Task input:
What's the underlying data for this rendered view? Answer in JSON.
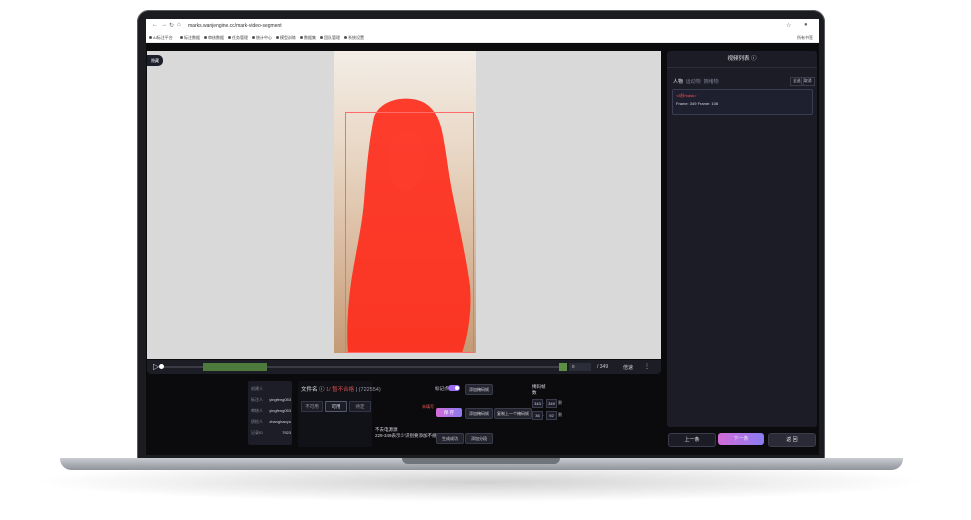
{
  "browser": {
    "url": "marks.wanjengine.cc/mark-video-segment",
    "bookmarks": [
      "AI标注平台",
      "标注数据",
      "审核数据",
      "任务管理",
      "统计中心",
      "模型训练",
      "数据集",
      "团队管理",
      "系统设置"
    ],
    "bookmarks_right": "所有书签"
  },
  "canvas": {
    "download_label": "隐藏",
    "frame_current": "0",
    "frame_total": "/ 349",
    "speed_label": "倍速",
    "more_label": "⋮",
    "progress": 0.0
  },
  "info": {
    "rows": [
      {
        "label": "创建人",
        "value": ""
      },
      {
        "label": "标注人",
        "value": "yingfeng053"
      },
      {
        "label": "审核人",
        "value": "yingfeng053"
      },
      {
        "label": "质检人",
        "value": "zhanghaoyu"
      },
      {
        "label": "记录ID",
        "value": "7923"
      }
    ]
  },
  "file": {
    "title": "文件名 ⓘ",
    "status_red": "1/ 暂不合格 ",
    "status_rest": "| (722554)",
    "buttons": [
      "不可用",
      "可用",
      "待定"
    ]
  },
  "task": {
    "line1": "不去电源源",
    "line2": "229-349表示少识别要添加不规则面"
  },
  "controls": {
    "mark_label": "标记点",
    "add_mask_label": "添加掩码帧",
    "red_label": "未填写",
    "save_label": "保 存",
    "add_mask_label2": "添加掩码帧",
    "copy_label": "复制上一个掩码帧",
    "range_header": "掩码帧\n数",
    "ranges": [
      {
        "from": "343",
        "sep": "-",
        "to": "349",
        "del": "删"
      },
      {
        "from": "36",
        "sep": "-",
        "to": "92",
        "del": "删"
      }
    ],
    "generate_label": "生成成功",
    "add_segment_label": "添加分段"
  },
  "right": {
    "header": "视频列表 ⓘ",
    "tabs": [
      "人物",
      "运动物",
      "拥堵物"
    ],
    "mini_buttons": [
      "全选",
      "取消"
    ],
    "item_title": "<8秒mask>",
    "item_meta": "Frame: 349   Frame: 108",
    "prev_label": "上一条",
    "next_label": "下一条",
    "back_label": "返 回"
  },
  "colors": {
    "accent_purple": "#9b6cf0",
    "mask_red": "#ff2a1a",
    "status_red": "#e14c4c"
  }
}
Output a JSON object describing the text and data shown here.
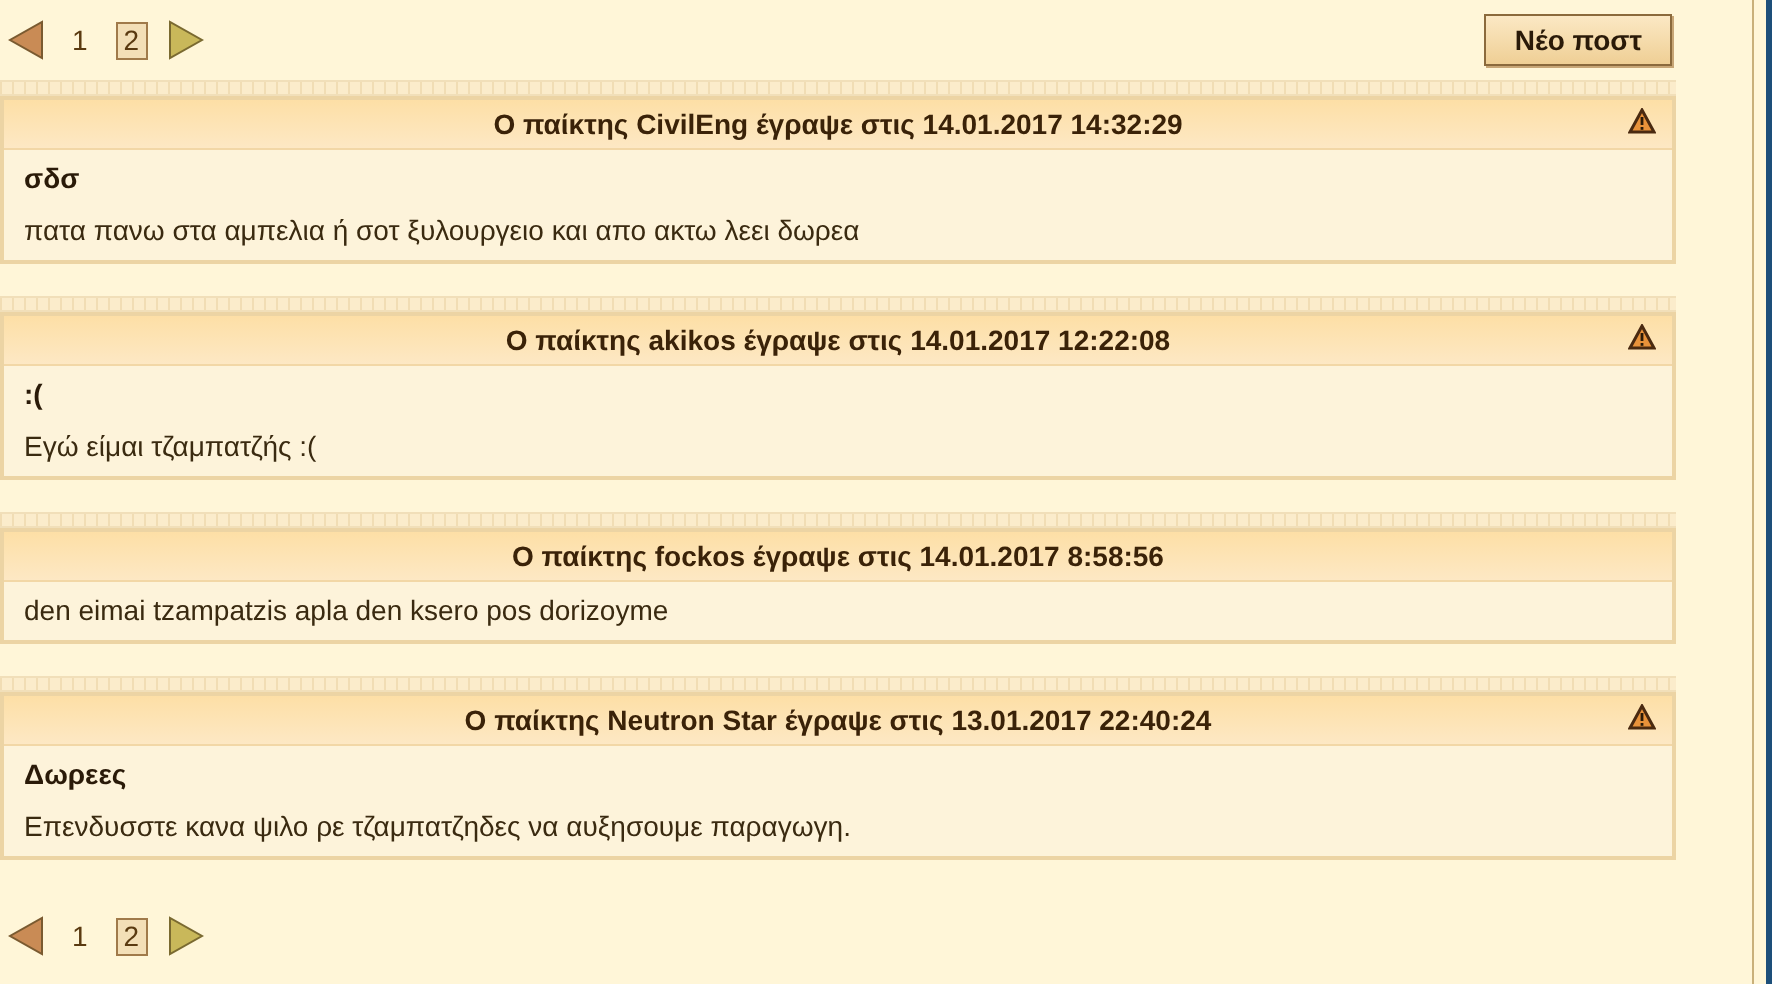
{
  "pagination_top": {
    "pages": [
      {
        "label": "1",
        "selected": false
      },
      {
        "label": "2",
        "selected": true
      }
    ]
  },
  "new_post_button": "Νέο ποστ",
  "posts": [
    {
      "header": "Ο παίκτης CivilEng έγραψε στις 14.01.2017 14:32:29",
      "reportable": true,
      "title": "σδσ",
      "body": "πατα πανω στα αμπελια ή σοτ ξυλουργειο και απο ακτω λεει δωρεα"
    },
    {
      "header": "Ο παίκτης akikos έγραψε στις 14.01.2017 12:22:08",
      "reportable": true,
      "title": ":(",
      "body": "Εγώ είμαι τζαμπατζής :("
    },
    {
      "header": "Ο παίκτης fockos έγραψε στις 14.01.2017 8:58:56",
      "reportable": false,
      "body": "den eimai tzampatzis apla den ksero pos dorizoyme"
    },
    {
      "header": "Ο παίκτης Neutron Star έγραψε στις 13.01.2017 22:40:24",
      "reportable": true,
      "title": "Δωρεες",
      "body": "Επενδυσστε κανα ψιλο ρε τζαμπατζηδες να αυξησουμε παραγωγη."
    }
  ],
  "pagination_bottom": {
    "pages": [
      {
        "label": "1",
        "selected": false
      },
      {
        "label": "2",
        "selected": true
      }
    ]
  }
}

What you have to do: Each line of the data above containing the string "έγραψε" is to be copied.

Solution to the problem:
      "header": "Ο παίκτης CivilEng έγραψε στις 14.01.2017 14:32:29",
      "header": "Ο παίκτης akikos έγραψε στις 14.01.2017 12:22:08",
      "header": "Ο παίκτης fockos έγραψε στις 14.01.2017 8:58:56",
      "header": "Ο παίκτης Neutron Star έγραψε στις 13.01.2017 22:40:24",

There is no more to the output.